* _Exercise description_
Lines holding the string "admin" in the listing below are to be copied.

* _Entries provided_
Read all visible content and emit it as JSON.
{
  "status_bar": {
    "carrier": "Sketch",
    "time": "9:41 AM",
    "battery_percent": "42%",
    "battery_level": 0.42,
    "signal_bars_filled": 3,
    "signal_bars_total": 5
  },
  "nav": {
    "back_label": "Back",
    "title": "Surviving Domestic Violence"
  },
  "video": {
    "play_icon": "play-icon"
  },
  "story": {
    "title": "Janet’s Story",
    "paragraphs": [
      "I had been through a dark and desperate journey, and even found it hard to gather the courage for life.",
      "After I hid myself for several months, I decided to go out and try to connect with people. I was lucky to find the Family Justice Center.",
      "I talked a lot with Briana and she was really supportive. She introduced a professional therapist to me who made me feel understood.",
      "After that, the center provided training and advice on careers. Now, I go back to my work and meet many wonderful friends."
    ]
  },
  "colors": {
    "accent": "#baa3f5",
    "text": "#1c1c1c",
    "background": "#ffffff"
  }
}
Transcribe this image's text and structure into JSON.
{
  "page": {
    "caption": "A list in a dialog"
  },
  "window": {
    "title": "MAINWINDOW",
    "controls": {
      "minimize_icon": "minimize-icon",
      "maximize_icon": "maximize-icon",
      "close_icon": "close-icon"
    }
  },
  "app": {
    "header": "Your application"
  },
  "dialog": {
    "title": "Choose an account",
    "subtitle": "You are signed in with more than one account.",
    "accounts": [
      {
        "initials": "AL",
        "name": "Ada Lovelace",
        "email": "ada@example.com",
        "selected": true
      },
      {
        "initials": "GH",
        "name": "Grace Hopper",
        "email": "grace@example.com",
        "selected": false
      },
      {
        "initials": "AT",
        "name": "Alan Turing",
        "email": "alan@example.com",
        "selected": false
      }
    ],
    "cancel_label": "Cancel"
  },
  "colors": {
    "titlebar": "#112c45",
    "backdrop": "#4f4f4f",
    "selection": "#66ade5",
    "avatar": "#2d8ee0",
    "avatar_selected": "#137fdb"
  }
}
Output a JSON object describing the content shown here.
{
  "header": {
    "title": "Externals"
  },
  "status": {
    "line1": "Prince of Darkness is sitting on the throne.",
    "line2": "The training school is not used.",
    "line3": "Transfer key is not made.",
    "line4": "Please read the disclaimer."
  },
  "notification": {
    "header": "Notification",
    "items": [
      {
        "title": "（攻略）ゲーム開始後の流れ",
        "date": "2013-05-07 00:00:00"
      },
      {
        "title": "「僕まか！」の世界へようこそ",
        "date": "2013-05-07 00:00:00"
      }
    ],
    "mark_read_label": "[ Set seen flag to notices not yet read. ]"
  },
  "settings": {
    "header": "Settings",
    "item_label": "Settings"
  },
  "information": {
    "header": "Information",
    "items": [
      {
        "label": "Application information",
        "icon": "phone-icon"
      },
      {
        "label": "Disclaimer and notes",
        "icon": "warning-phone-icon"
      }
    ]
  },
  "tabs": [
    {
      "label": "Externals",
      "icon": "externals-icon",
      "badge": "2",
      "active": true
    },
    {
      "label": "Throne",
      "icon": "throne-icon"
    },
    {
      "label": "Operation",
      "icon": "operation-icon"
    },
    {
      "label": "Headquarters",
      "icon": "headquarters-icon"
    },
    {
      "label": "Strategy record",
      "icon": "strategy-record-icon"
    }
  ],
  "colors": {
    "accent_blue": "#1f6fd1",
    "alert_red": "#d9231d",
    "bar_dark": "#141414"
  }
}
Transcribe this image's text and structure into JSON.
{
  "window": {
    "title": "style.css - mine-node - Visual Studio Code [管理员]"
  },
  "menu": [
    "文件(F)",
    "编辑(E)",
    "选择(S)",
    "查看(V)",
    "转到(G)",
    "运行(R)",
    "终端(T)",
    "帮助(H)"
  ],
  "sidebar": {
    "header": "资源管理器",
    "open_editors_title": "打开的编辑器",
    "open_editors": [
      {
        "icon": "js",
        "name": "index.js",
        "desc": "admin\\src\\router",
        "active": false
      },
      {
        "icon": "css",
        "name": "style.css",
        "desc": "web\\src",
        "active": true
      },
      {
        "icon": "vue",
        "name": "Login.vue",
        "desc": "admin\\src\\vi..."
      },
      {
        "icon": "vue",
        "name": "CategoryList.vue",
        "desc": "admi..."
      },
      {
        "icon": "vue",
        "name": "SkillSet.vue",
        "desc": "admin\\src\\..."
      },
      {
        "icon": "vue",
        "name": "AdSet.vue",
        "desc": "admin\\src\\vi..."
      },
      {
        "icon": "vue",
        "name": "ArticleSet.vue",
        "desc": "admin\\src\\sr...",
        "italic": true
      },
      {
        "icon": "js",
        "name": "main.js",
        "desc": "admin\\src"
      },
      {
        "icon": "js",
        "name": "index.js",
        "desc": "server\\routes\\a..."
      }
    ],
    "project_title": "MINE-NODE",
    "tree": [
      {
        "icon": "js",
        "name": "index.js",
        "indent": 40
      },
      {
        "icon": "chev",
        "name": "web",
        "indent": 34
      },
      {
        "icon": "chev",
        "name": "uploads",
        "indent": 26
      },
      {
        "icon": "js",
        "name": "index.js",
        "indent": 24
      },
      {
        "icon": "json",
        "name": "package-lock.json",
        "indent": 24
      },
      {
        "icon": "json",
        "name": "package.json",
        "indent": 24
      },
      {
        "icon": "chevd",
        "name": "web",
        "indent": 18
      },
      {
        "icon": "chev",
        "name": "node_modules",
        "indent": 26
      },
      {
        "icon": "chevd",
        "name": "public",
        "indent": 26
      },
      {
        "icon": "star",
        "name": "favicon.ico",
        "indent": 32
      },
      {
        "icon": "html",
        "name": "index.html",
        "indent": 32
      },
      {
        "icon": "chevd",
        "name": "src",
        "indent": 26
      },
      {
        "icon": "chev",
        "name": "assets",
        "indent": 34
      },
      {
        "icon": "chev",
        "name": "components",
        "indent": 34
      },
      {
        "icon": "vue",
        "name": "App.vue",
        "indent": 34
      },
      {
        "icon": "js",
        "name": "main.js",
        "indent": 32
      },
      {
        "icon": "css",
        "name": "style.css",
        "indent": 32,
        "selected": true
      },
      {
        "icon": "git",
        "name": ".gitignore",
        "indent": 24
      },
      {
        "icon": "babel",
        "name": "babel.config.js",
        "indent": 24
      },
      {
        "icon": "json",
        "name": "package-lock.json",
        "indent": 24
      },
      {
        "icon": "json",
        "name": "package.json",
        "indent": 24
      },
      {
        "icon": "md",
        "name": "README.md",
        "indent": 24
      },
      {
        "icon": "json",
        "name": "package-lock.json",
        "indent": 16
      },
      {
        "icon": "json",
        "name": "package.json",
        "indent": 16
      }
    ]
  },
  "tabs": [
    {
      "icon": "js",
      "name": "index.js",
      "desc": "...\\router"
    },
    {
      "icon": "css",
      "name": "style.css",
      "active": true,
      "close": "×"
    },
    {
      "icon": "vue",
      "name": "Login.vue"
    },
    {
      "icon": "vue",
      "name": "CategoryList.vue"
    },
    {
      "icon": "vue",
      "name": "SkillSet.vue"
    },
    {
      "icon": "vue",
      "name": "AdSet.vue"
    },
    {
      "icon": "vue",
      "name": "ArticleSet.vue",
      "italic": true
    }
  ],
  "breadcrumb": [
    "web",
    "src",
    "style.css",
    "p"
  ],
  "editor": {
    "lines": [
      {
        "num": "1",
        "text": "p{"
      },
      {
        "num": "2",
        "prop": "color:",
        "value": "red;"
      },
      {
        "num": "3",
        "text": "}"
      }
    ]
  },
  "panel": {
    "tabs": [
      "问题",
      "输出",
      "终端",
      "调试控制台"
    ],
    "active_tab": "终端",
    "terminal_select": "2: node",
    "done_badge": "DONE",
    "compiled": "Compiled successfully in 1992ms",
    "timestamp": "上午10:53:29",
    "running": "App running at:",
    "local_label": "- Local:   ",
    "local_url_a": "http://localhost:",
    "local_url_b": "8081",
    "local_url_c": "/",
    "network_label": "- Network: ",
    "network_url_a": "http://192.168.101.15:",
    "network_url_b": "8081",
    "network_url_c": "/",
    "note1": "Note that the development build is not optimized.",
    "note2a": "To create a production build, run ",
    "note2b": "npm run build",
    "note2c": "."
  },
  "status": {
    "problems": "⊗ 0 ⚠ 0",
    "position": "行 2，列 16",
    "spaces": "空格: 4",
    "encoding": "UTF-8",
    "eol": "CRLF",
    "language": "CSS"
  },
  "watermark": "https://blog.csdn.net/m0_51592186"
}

* _Result below_
        "desc": "admin\\src\\router",
        "desc": "admin\\src\\vi..."
        "desc": "admin\\src\\..."
        "desc": "admin\\src\\vi..."
        "desc": "admin\\src\\sr...",
        "desc": "admin\\src"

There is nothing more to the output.